Windows RT was a major gamble for Microsoft, and one that threatened the close partnership it had forged with x86 giant Intel over the years. The first mainstream Windows release to include support for ARM architecture processors, Windows RT launched with a great fanfare and a fistful of partners. Its lack of support for legacy applications and relatively weak native app offerings, however, did not translate into sales. Microsoft's Windows RT partners rapidly abandoned the platform for the full-fat Windows 8 running on Intel chips, and Microsoft itself finally admitted defeat with the news that Windows 10 would not be available in an RT-style ARM flavour.
That lack of a Windows 10 RT extends, too, to the existing Windows RT operating system: Microsoft has already confirmed that the free upgrade offer for all Windows 7 and higher users does not include Windows RT, and that next month's upgrade will be the closest its small number of users get to the new operating system.
Unfortunately, the company has confirmed in a statement to PC World
, that extends to software compatibility. Packages written for and distributed via the Windows Store are now part of what Microsoft calls the Universal Windows Platform, designed to make it easy for developers to create a single core piece of software which can then run on everything from a standard desktop PC to a smartphone, tablet, or even games console. It's a major part of Microsoft's vision for Windows 10, but Windows RT is to be left behind: the 'universal' apps developed using the UWP will not be compatible with Windows RT, even after next month's update.
The news should come as no real surprise: Microsoft has killed off Windows RT as a product line, and next month's update will likely be the last users see beyond minor security and bug fix releases.

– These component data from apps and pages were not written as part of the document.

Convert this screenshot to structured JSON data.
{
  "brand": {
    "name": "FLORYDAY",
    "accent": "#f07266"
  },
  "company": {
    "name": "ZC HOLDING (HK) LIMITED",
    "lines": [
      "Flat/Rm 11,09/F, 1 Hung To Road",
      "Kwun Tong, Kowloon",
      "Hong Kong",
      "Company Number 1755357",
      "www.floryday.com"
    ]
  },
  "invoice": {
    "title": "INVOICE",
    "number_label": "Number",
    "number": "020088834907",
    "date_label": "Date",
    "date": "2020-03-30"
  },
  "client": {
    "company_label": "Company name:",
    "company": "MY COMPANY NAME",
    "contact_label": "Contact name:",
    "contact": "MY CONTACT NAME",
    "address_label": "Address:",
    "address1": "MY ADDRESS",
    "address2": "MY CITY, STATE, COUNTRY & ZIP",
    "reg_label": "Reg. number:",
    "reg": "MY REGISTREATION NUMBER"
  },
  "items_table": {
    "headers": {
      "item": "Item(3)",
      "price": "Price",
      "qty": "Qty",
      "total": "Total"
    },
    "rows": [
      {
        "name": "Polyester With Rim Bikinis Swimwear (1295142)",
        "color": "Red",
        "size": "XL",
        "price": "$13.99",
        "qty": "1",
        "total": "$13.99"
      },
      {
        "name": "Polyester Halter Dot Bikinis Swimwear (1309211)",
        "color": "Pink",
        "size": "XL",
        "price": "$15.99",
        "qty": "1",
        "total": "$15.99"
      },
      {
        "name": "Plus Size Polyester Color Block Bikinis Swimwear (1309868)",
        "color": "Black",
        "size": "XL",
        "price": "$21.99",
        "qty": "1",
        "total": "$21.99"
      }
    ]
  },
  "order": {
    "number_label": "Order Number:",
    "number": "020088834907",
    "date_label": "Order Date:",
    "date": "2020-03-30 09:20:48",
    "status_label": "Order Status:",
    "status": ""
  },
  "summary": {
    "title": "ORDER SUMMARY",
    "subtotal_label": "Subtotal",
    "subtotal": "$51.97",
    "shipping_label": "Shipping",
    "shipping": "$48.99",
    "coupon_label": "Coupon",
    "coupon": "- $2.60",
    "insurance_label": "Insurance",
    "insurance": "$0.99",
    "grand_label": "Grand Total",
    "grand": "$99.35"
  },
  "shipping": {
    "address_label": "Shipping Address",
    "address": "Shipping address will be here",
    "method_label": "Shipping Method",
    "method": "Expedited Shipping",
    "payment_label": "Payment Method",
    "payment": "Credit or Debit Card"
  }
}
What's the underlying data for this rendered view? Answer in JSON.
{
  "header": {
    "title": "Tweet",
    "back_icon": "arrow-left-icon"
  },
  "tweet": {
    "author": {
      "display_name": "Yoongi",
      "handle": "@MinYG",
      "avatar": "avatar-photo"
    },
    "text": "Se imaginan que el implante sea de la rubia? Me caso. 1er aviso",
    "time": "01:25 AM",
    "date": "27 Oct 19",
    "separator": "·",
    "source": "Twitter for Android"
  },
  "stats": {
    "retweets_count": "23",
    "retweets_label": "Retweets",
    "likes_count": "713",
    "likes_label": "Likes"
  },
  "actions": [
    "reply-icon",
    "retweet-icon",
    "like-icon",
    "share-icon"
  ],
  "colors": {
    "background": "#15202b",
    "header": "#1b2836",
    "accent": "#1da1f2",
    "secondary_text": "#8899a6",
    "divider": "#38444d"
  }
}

Back in April, Microsoft's Kevin Gallo told users
that 'developers can choose to build a Universal Windows 10 app to take advantage of the many new features and APIs available on the Universal Windows 10 platform,
' but that 'such a Universal Windows 10 App will not be able to run on Win 8.x
' - a statement many took to include Windows RT.